■ GIVEN DATA
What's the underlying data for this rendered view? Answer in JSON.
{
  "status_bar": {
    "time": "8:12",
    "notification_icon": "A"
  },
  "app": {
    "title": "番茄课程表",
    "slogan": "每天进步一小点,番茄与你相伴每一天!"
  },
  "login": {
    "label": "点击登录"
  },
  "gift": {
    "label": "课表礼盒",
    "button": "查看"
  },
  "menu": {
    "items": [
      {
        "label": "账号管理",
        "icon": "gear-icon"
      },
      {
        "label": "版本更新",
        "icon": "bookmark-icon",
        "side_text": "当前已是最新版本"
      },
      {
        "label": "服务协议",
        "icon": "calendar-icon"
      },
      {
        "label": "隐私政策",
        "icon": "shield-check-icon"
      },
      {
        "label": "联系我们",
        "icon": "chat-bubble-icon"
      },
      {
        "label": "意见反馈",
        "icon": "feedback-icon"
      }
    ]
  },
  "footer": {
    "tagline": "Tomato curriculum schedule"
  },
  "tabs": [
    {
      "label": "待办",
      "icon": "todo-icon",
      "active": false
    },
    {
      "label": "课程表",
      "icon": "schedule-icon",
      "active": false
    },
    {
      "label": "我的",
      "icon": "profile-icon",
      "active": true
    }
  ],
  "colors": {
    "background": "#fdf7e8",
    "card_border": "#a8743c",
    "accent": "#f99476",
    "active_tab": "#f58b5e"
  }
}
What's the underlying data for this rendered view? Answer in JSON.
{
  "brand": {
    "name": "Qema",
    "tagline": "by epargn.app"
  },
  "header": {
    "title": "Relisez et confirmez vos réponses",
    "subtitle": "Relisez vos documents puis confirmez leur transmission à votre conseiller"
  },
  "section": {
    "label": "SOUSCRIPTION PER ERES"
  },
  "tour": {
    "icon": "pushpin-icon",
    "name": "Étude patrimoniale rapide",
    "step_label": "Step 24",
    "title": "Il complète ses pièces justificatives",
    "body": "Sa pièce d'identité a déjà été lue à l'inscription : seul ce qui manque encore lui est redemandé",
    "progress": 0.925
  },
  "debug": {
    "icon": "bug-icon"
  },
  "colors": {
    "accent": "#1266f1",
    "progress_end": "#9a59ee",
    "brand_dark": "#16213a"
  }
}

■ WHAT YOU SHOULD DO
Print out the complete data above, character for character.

■ FINISHED EXERCISE
What's the underlying data for this rendered view? Answer in JSON.
{
  "status_bar": {
    "time": "8:12",
    "notification_icon": "A"
  },
  "app": {
    "title": "番茄课程表",
    "slogan": "每天进步一小点,番茄与你相伴每一天!"
  },
  "login": {
    "label": "点击登录"
  },
  "gift": {
    "label": "课表礼盒",
    "button": "查看"
  },
  "menu": {
    "items": [
      {
        "label": "账号管理",
        "icon": "gear-icon"
      },
      {
        "label": "版本更新",
        "icon": "bookmark-icon",
        "side_text": "当前已是最新版本"
      },
      {
        "label": "服务协议",
        "icon": "calendar-icon"
      },
      {
        "label": "隐私政策",
        "icon": "shield-check-icon"
      },
      {
        "label": "联系我们",
        "icon": "chat-bubble-icon"
      },
      {
        "label": "意见反馈",
        "icon": "feedback-icon"
      }
    ]
  },
  "footer": {
    "tagline": "Tomato curriculum schedule"
  },
  "tabs": [
    {
      "label": "待办",
      "icon": "todo-icon",
      "active": false
    },
    {
      "label": "课程表",
      "icon": "schedule-icon",
      "active": false
    },
    {
      "label": "我的",
      "icon": "profile-icon",
      "active": true
    }
  ],
  "colors": {
    "background": "#fdf7e8",
    "card_border": "#a8743c",
    "accent": "#f99476",
    "active_tab": "#f58b5e"
  }
}
What's the underlying data for this rendered view? Answer in JSON.
{
  "brand": {
    "name": "Qema",
    "tagline": "by epargn.app"
  },
  "header": {
    "title": "Relisez et confirmez vos réponses",
    "subtitle": "Relisez vos documents puis confirmez leur transmission à votre conseiller"
  },
  "section": {
    "label": "SOUSCRIPTION PER ERES"
  },
  "tour": {
    "icon": "pushpin-icon",
    "name": "Étude patrimoniale rapide",
    "step_label": "Step 24",
    "title": "Il complète ses pièces justificatives",
    "body": "Sa pièce d'identité a déjà été lue à l'inscription : seul ce qui manque encore lui est redemandé",
    "progress": 0.925
  },
  "debug": {
    "icon": "bug-icon"
  },
  "colors": {
    "accent": "#1266f1",
    "progress_end": "#9a59ee",
    "brand_dark": "#16213a"
  }
}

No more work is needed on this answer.